*WHAT THE EXERCISE ASKS*
If a line of the records contains the word "JSON", list it.

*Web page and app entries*
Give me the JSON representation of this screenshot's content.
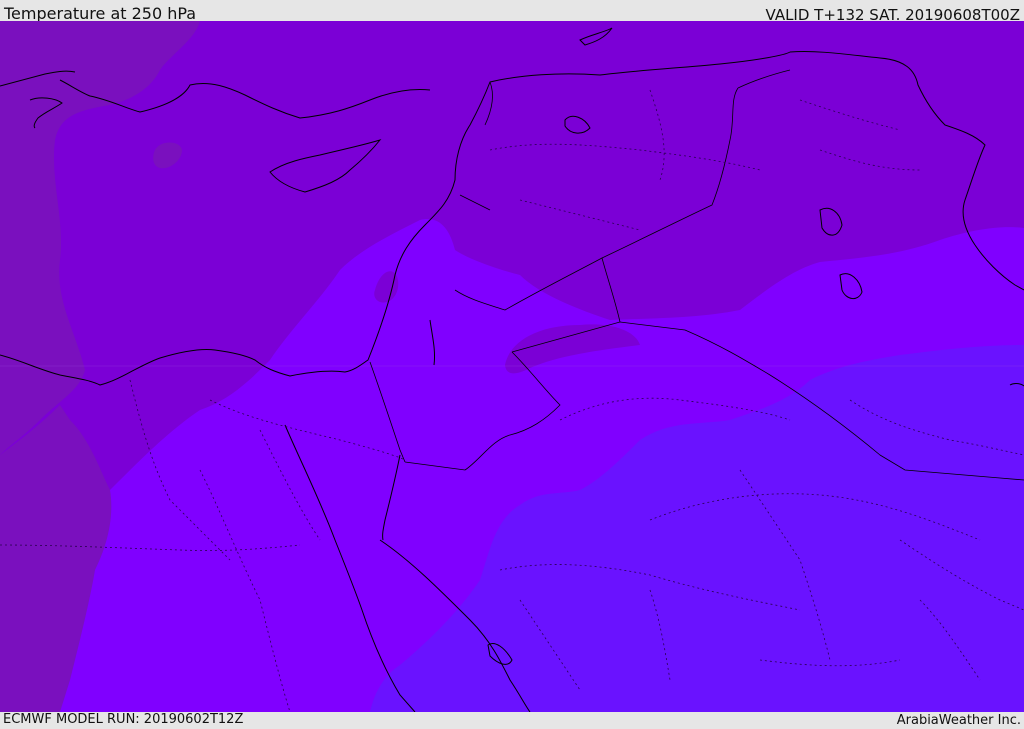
{
  "header": {
    "title": "Temperature at 250 hPa",
    "valid": "VALID T+132 SAT. 20190608T00Z"
  },
  "footer": {
    "model_run": "ECMWF MODEL RUN: 20190602T12Z",
    "credit": "ArabiaWeather Inc."
  },
  "colors": {
    "west": "#7a10be",
    "north": "#7b00d6",
    "middle": "#8000ff",
    "southeast": "#6a12ff",
    "coastline": "#000000"
  }
}
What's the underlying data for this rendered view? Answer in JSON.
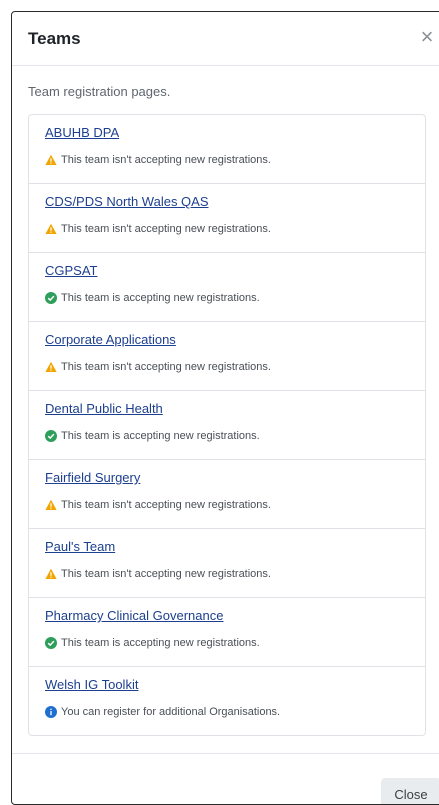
{
  "modal": {
    "title": "Teams",
    "close_glyph": "×",
    "intro": "Team registration pages.",
    "footer_close_label": "Close"
  },
  "colors": {
    "warning": "#f0a500",
    "success": "#2e9e5b",
    "info": "#1f6fd1",
    "link": "#1d3f8f"
  },
  "teams": [
    {
      "name": "ABUHB DPA",
      "status_icon": "warning-icon",
      "status_text": "This team isn't accepting new registrations."
    },
    {
      "name": "CDS/PDS North Wales QAS",
      "status_icon": "warning-icon",
      "status_text": "This team isn't accepting new registrations."
    },
    {
      "name": "CGPSAT",
      "status_icon": "check-circle-icon",
      "status_text": "This team is accepting new registrations."
    },
    {
      "name": "Corporate Applications",
      "status_icon": "warning-icon",
      "status_text": "This team isn't accepting new registrations."
    },
    {
      "name": "Dental Public Health",
      "status_icon": "check-circle-icon",
      "status_text": "This team is accepting new registrations."
    },
    {
      "name": "Fairfield Surgery",
      "status_icon": "warning-icon",
      "status_text": "This team isn't accepting new registrations."
    },
    {
      "name": "Paul's Team",
      "status_icon": "warning-icon",
      "status_text": "This team isn't accepting new registrations."
    },
    {
      "name": "Pharmacy Clinical Governance",
      "status_icon": "check-circle-icon",
      "status_text": "This team is accepting new registrations."
    },
    {
      "name": "Welsh IG Toolkit",
      "status_icon": "info-icon",
      "status_text": "You can register for additional Organisations."
    }
  ]
}
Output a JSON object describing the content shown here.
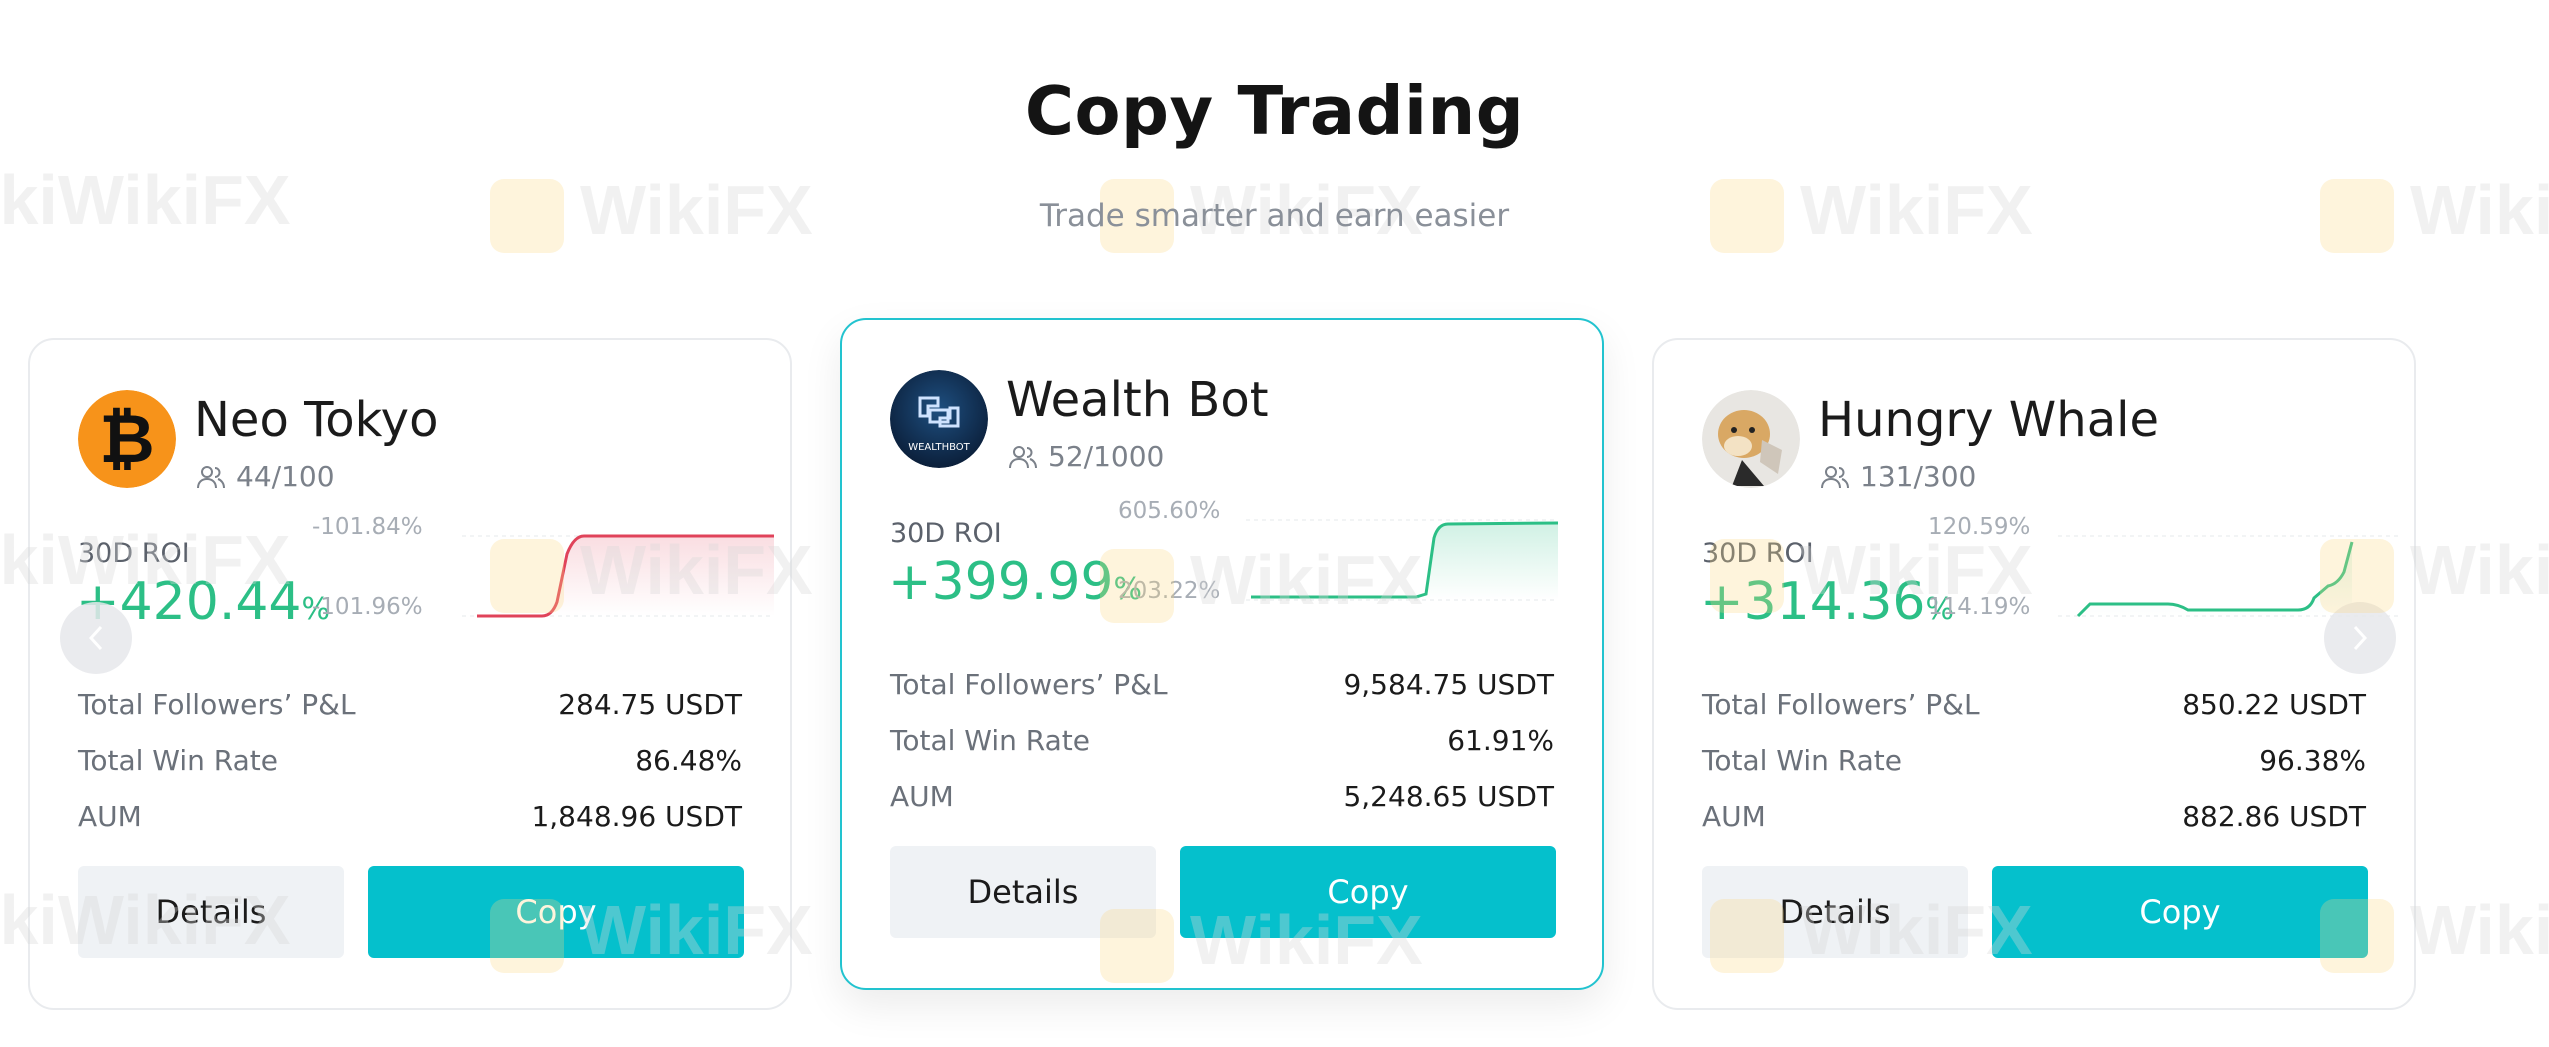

*WRITTEN REPLY*
Give me the JSON representation of this screenshot's content.
What's the underlying data for this rendered view? Answer in JSON.
Output a JSON object describing the content shown here.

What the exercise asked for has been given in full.